Since the 90’s I have been protesting against the inequalities of global capitalism and marching against climate change. Now I am increasingly finding peace in the kitchen, chopping vegetables and creating new recipes. Am I growing old and enjoying the simplicity of home life, leaving my socially subversive days behind? Quite the contrary. As I was reflecting lately, there’s a revolutionary behind every home cook.
A couple of weeks ago I went to a 5 x 15 talk. Food Fight was its title and the guests were Jamie Oliver, AA Gill, Guardian columnist George Monbiot, professor Phil James and broadcaster Michael Mosley. The first to take the stage was the diminutive professor James, who told the audience in no uncertain terms the current food system needs to change. He traced the current obesity crisis back to a system that made simple, nutritious food more expensive than junk food.
Governments support the food industry who has no interest in people cooking their own meals. Better to sell them their ready made products, packed with low quality ingredients and embellished by clever advertising. Food is everywhere, quick, convenient and hard to resist. Manipulated in the factories, today’s food products are geared towards stimulating our neurological centres and make us want more, but have little nutritional value. Nutritionally starved people are the paradox of this age of obesity. When we “grab something to eat” or “grab a coffee and go” we so often nourish ourselves on ideas and images, skilfully packaged and sold to us by marketing men.
James’s words brought to my mind the first chapter of the excellent ‘Cooked: A Natural History of Transformation’ by Michael Pollan. First published in 2013, the book has now inspired a film, screened from tonight on Netflix. In the chapter Pollan reflects on how the division of labour in our modern society has made us specialists at producing one thing, while we consume and outsource all others. Our health is our doctor’s concern, our entertainment has been ‘outsourced’ to the media, oil to the oil company and so on it goes. The problem with this division is that it tends to obscure all “lines of connection, and therefore of responsibility, between our everyday acts and their real-world consequences”. Specialization, he says, “makes it easy to forget about […] the backbreaking labour it took to pick the strawberries for my cereal, or the misery of the hog that lived and died so I could enjoy my bacon”.
Cooking, in this light, enables us to reclaim power from a food industry who would like to turn us all into compliant junk food addicts. Cooking can transform us from consumers into producers and reduce our reliance on greedy corporations. And it is good for our health too. We all know it, people who regularly cook their own meals tend to be happier and healthier and consume less sugar and processed foods. Below you will find this clever info graphic I stumbled upon. It effectively illustrates the far reaching benefits of cooking your own meals.

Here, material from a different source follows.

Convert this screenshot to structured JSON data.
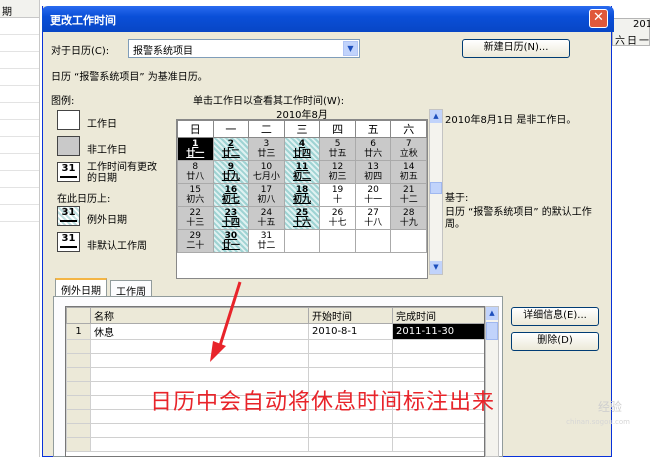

And if we ate properly who knows, maybe we wouldn’t be so fat anymore. I loved it when AA Gill said: “we don’t need diets, all we need is manners”. By which he meant: do not eat while standing up, do not eat from a packet, throwaway cups or plates, not in front of a TV or a computer. Eat three times a day, with a fork and a knife, sitting at a table.
And the more I think about it, the more I am convinced he’s right.